The campaign builds on the work of Give an Hour, which arranges for pro bono mental health services for veterans and their families. “Change Direction” unites an array of businesses, government entities, and organizations to educate at least 30 million Americans about mental illness. The American Psychiatric Foundation, APA, and American Psychiatric Publishing are founding members of the campaign.
“We need to change the conversation about mental illness and recognize that it is not different from any other illness,” said APA CEO and Medical Director Saul Levin, M.D., M.P.A., emphasizing a core theme of all the event’s speakers.
The campaign seeks to raise awareness and train people to recognize five signs of emotional suffering in themselves or the people around them: withdrawal, agitation, hopelessness, decline in personal care, and change in personality. Target audiences include military personnel, veterans, and family members; corporate and government employees; first responders; students, teachers, school officials, and coaches; and health care professionals.
“Our mental health is just as vital as our physical health and treating it that way will take courage from everybody,” concluded Obama. “If we can summon that strength, then I guarantee that we will save lives and soon enough, caring for our mental health won’t be considered such a courageous act. It will be just another part of our lives.”
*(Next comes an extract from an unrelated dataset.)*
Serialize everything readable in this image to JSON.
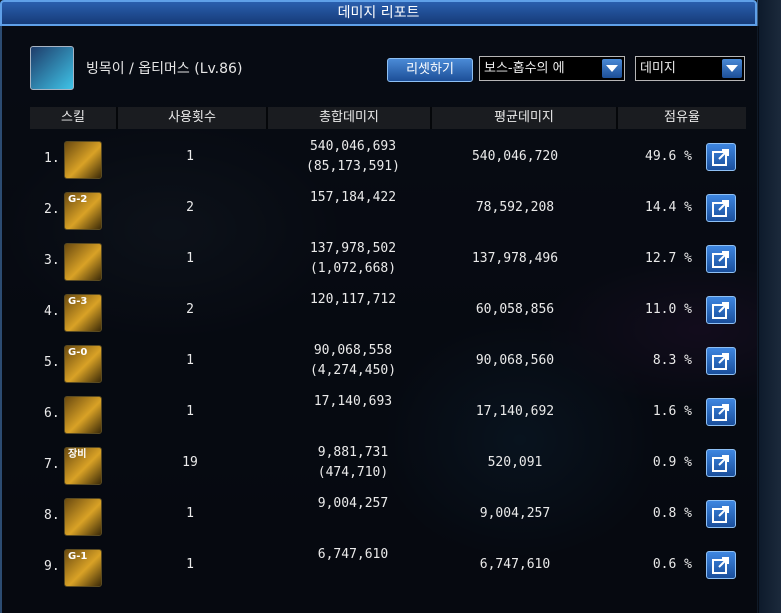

For more in Psychiatric News about Give an Hour, see the Psychiatric News article “Give an Hour to Expand Free Care for Veterans.”
--AML (Image: Aaron Levin)